In any case, I hope that artists will also be used in other industries in the future. Because with their skills, artists can create artworks for anything and participate in many projects: in the conception of projects, in the creative implementation, marketing, press work and much more. Art for everyone. In everything. Whether or not this will happen depends not only on industries that are far removed from art, but also on the willingness and interest of the artists. But when the time comes, it will not only be possible to declare every object as art, but art would be usable for everything.

Aby Warburg and the Pathos Formula

Pictures rarely come alone. Once they have entered the world, they remain in our collective memory, are carried on and changed. This is how Aby Warburg, one of the greatest art historians, formulated it at the beginning of the 20th century and named the phenomenon a pathos formula. He explained this for the first time in Dürer’s drawing “Death of Orpheus”.

Albrecht Dürer, The Death of Orpheus
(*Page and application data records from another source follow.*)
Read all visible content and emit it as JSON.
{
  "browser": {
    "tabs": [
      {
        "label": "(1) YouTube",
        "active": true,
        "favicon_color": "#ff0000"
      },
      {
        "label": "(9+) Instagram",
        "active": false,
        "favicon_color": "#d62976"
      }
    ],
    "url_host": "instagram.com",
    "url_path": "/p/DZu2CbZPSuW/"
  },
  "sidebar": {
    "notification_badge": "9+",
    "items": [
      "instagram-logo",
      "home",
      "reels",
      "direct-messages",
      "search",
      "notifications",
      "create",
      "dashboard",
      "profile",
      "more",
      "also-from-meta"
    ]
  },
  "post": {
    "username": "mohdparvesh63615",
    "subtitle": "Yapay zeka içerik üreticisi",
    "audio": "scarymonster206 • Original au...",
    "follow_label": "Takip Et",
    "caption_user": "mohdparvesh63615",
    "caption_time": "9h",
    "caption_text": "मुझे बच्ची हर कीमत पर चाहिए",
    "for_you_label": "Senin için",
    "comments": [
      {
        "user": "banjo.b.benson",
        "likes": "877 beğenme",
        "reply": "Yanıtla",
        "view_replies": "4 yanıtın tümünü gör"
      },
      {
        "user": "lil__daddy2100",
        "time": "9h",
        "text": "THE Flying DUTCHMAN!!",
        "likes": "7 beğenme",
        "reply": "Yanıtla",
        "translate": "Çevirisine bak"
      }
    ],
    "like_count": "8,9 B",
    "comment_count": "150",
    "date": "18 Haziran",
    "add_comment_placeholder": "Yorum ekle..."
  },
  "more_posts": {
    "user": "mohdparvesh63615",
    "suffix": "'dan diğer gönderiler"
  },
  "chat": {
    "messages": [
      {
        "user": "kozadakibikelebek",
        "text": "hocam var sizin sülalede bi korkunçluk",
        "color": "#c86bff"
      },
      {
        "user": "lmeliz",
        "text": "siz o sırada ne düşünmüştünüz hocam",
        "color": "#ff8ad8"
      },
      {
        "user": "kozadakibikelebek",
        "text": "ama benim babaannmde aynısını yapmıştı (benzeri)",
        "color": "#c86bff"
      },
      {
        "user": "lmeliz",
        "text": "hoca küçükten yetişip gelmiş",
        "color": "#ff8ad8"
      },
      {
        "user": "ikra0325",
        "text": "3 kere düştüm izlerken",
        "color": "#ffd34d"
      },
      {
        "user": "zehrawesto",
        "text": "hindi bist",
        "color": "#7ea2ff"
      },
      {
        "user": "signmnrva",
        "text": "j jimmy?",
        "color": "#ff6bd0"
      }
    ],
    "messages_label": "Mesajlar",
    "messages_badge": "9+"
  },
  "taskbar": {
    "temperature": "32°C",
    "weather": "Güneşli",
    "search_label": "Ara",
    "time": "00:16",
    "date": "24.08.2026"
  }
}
Well, what do we see? In the center, Orpheus squats on his knees. With his right hand he rests on the ground. He has raised his left arm and holds his left hand almost protecting his face. Frightened, he looks up at one of the two women who hit him with thick sticks.

His cloak wafts around his tense, naked body. Two women, the maenads, the companions of Dionysus, stand around him. They are arranged diagonally to each other. Both have a firm, wide-legged stand, embrace the stick with both hands and reach out over the shoulder with it. Their airy, multi-layered clothes are in motion and play around their bodies.

In his picture atlas “Mnemosyne” Aby Warburg collected pictures from magazines, leaflets and advertisements. Then he systematically examined the everyday pictures for recurring forms and gestures.

He defines pathos as “the momentarily heightened physical reaction of a shaken soul against ethos as a constant element of character. Put more simply, the state of the soul is reflected in the physical expression.

Pipilotti Rist, Ever is Over All, installation view, 1997

Pipilotti Rists shows “Ever is over all” how the picture, i.e. the gesture and its surroundings like stick and dress, lives on. Dancing, she walks down the street in the video. She wears an airy, light blue dress and holds an oversized flower stem in her hand with which she smashes the windows of the parked cars.

Beyoncé offers a similar picture in her visual album “Lemonade” with a yellow flounce dress and baseball bat.

A gesture that, unlike Dürer’s drawing, can be interpreted as a liberation of the woman. And yet both are quasi contemporary maenads, even if the content and the message of the picture have changed, perhaps even shifted into the positive. We can recognize the gestures of the maenads from Dürer’s “Death of Orpheus”. According to Aby Warburg, this is the pathos formula. The maenads live on.